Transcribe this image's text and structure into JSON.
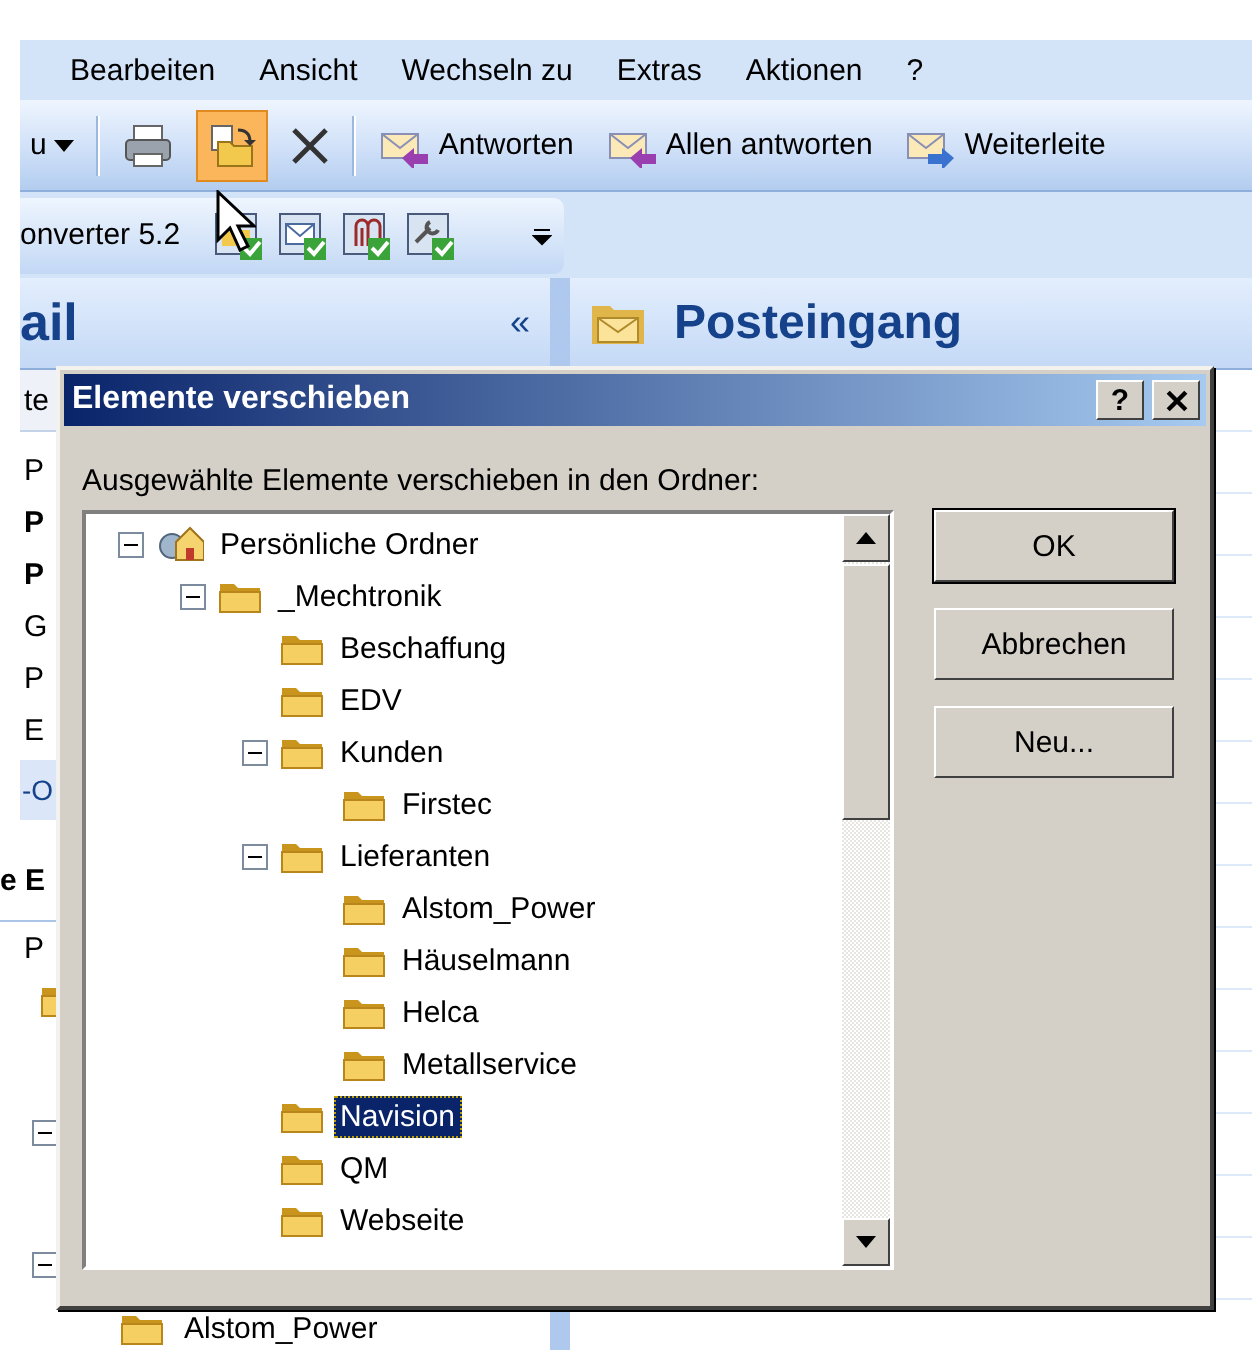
{
  "menu": [
    {
      "label": "Bearbeiten"
    },
    {
      "label": "Ansicht"
    },
    {
      "label": "Wechseln zu"
    },
    {
      "label": "Extras"
    },
    {
      "label": "Aktionen"
    },
    {
      "label": "?"
    }
  ],
  "toolbar": [
    {
      "kind": "dropdown",
      "label": "u",
      "highlighted": false
    },
    {
      "kind": "separator"
    },
    {
      "kind": "print",
      "highlighted": false
    },
    {
      "kind": "move",
      "highlighted": true
    },
    {
      "kind": "delete",
      "highlighted": false
    },
    {
      "kind": "separator"
    },
    {
      "kind": "reply",
      "label": "Antworten",
      "highlighted": false
    },
    {
      "kind": "reply-all",
      "label": "Allen antworten",
      "highlighted": false
    },
    {
      "kind": "forward",
      "label": "Weiterleite",
      "highlighted": false
    }
  ],
  "toolbar2": {
    "label": "onverter 5.2",
    "buttons": [
      {
        "kind": "folder"
      },
      {
        "kind": "mail"
      },
      {
        "kind": "clip"
      },
      {
        "kind": "tool"
      }
    ]
  },
  "nav_pane": {
    "title": "ail",
    "collapse_label": "«",
    "rows": [
      {
        "kind": "column-header",
        "text": "te"
      },
      {
        "kind": "item",
        "text": "P",
        "bold": false
      },
      {
        "kind": "item",
        "text": "P",
        "bold": true
      },
      {
        "kind": "item",
        "text": "P",
        "bold": true
      },
      {
        "kind": "item",
        "text": "G",
        "bold": false
      },
      {
        "kind": "item",
        "text": "P",
        "bold": false
      },
      {
        "kind": "item",
        "text": "E",
        "bold": false
      },
      {
        "kind": "bar",
        "text": "-O"
      },
      {
        "kind": "group",
        "text": "e E"
      },
      {
        "kind": "item",
        "text": "P",
        "bold": false
      },
      {
        "kind": "folder"
      },
      {
        "kind": "toggle",
        "expanded": true
      },
      {
        "kind": "toggle",
        "expanded": true
      },
      {
        "kind": "folder",
        "text": "Alstom_Power"
      }
    ]
  },
  "content": {
    "title": "Posteingang"
  },
  "dialog": {
    "title": "Elemente verschieben",
    "help_label": "?",
    "prompt": "Ausgewählte Elemente verschieben in den Ordner:",
    "tree": [
      {
        "label": "Persönliche Ordner",
        "kind": "store",
        "expanded": true,
        "selected": false,
        "children": [
          {
            "label": "_Mechtronik",
            "kind": "folder",
            "expanded": true,
            "selected": false,
            "children": [
              {
                "label": "Beschaffung",
                "kind": "folder",
                "selected": false
              },
              {
                "label": "EDV",
                "kind": "folder",
                "selected": false
              },
              {
                "label": "Kunden",
                "kind": "folder",
                "expanded": true,
                "selected": false,
                "children": [
                  {
                    "label": "Firstec",
                    "kind": "folder",
                    "selected": false
                  }
                ]
              },
              {
                "label": "Lieferanten",
                "kind": "folder",
                "expanded": true,
                "selected": false,
                "children": [
                  {
                    "label": "Alstom_Power",
                    "kind": "folder",
                    "selected": false
                  },
                  {
                    "label": "Häuselmann",
                    "kind": "folder",
                    "selected": false
                  },
                  {
                    "label": "Helca",
                    "kind": "folder",
                    "selected": false
                  },
                  {
                    "label": "Metallservice",
                    "kind": "folder",
                    "selected": false
                  }
                ]
              },
              {
                "label": "Navision",
                "kind": "folder",
                "selected": true
              },
              {
                "label": "QM",
                "kind": "folder",
                "selected": false
              },
              {
                "label": "Webseite",
                "kind": "folder",
                "selected": false
              }
            ]
          }
        ]
      }
    ],
    "buttons": [
      {
        "label": "OK",
        "default": true
      },
      {
        "label": "Abbrechen",
        "default": false
      },
      {
        "label": "Neu...",
        "default": false
      }
    ]
  }
}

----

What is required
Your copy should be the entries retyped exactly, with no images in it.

Answer section
Transcribe this image's text and structure into JSON.
{
  "menu": [
    {
      "label": "Bearbeiten"
    },
    {
      "label": "Ansicht"
    },
    {
      "label": "Wechseln zu"
    },
    {
      "label": "Extras"
    },
    {
      "label": "Aktionen"
    },
    {
      "label": "?"
    }
  ],
  "toolbar": [
    {
      "kind": "dropdown",
      "label": "u",
      "highlighted": false
    },
    {
      "kind": "separator"
    },
    {
      "kind": "print",
      "highlighted": false
    },
    {
      "kind": "move",
      "highlighted": true
    },
    {
      "kind": "delete",
      "highlighted": false
    },
    {
      "kind": "separator"
    },
    {
      "kind": "reply",
      "label": "Antworten",
      "highlighted": false
    },
    {
      "kind": "reply-all",
      "label": "Allen antworten",
      "highlighted": false
    },
    {
      "kind": "forward",
      "label": "Weiterleite",
      "highlighted": false
    }
  ],
  "toolbar2": {
    "label": "onverter 5.2",
    "buttons": [
      {
        "kind": "folder"
      },
      {
        "kind": "mail"
      },
      {
        "kind": "clip"
      },
      {
        "kind": "tool"
      }
    ]
  },
  "nav_pane": {
    "title": "ail",
    "collapse_label": "«",
    "rows": [
      {
        "kind": "column-header",
        "text": "te"
      },
      {
        "kind": "item",
        "text": "P",
        "bold": false
      },
      {
        "kind": "item",
        "text": "P",
        "bold": true
      },
      {
        "kind": "item",
        "text": "P",
        "bold": true
      },
      {
        "kind": "item",
        "text": "G",
        "bold": false
      },
      {
        "kind": "item",
        "text": "P",
        "bold": false
      },
      {
        "kind": "item",
        "text": "E",
        "bold": false
      },
      {
        "kind": "bar",
        "text": "-O"
      },
      {
        "kind": "group",
        "text": "e E"
      },
      {
        "kind": "item",
        "text": "P",
        "bold": false
      },
      {
        "kind": "folder"
      },
      {
        "kind": "toggle",
        "expanded": true
      },
      {
        "kind": "toggle",
        "expanded": true
      },
      {
        "kind": "folder",
        "text": "Alstom_Power"
      }
    ]
  },
  "content": {
    "title": "Posteingang"
  },
  "dialog": {
    "title": "Elemente verschieben",
    "help_label": "?",
    "prompt": "Ausgewählte Elemente verschieben in den Ordner:",
    "tree": [
      {
        "label": "Persönliche Ordner",
        "kind": "store",
        "expanded": true,
        "selected": false,
        "children": [
          {
            "label": "_Mechtronik",
            "kind": "folder",
            "expanded": true,
            "selected": false,
            "children": [
              {
                "label": "Beschaffung",
                "kind": "folder",
                "selected": false
              },
              {
                "label": "EDV",
                "kind": "folder",
                "selected": false
              },
              {
                "label": "Kunden",
                "kind": "folder",
                "expanded": true,
                "selected": false,
                "children": [
                  {
                    "label": "Firstec",
                    "kind": "folder",
                    "selected": false
                  }
                ]
              },
              {
                "label": "Lieferanten",
                "kind": "folder",
                "expanded": true,
                "selected": false,
                "children": [
                  {
                    "label": "Alstom_Power",
                    "kind": "folder",
                    "selected": false
                  },
                  {
                    "label": "Häuselmann",
                    "kind": "folder",
                    "selected": false
                  },
                  {
                    "label": "Helca",
                    "kind": "folder",
                    "selected": false
                  },
                  {
                    "label": "Metallservice",
                    "kind": "folder",
                    "selected": false
                  }
                ]
              },
              {
                "label": "Navision",
                "kind": "folder",
                "selected": true
              },
              {
                "label": "QM",
                "kind": "folder",
                "selected": false
              },
              {
                "label": "Webseite",
                "kind": "folder",
                "selected": false
              }
            ]
          }
        ]
      }
    ],
    "buttons": [
      {
        "label": "OK",
        "default": true
      },
      {
        "label": "Abbrechen",
        "default": false
      },
      {
        "label": "Neu...",
        "default": false
      }
    ]
  }
}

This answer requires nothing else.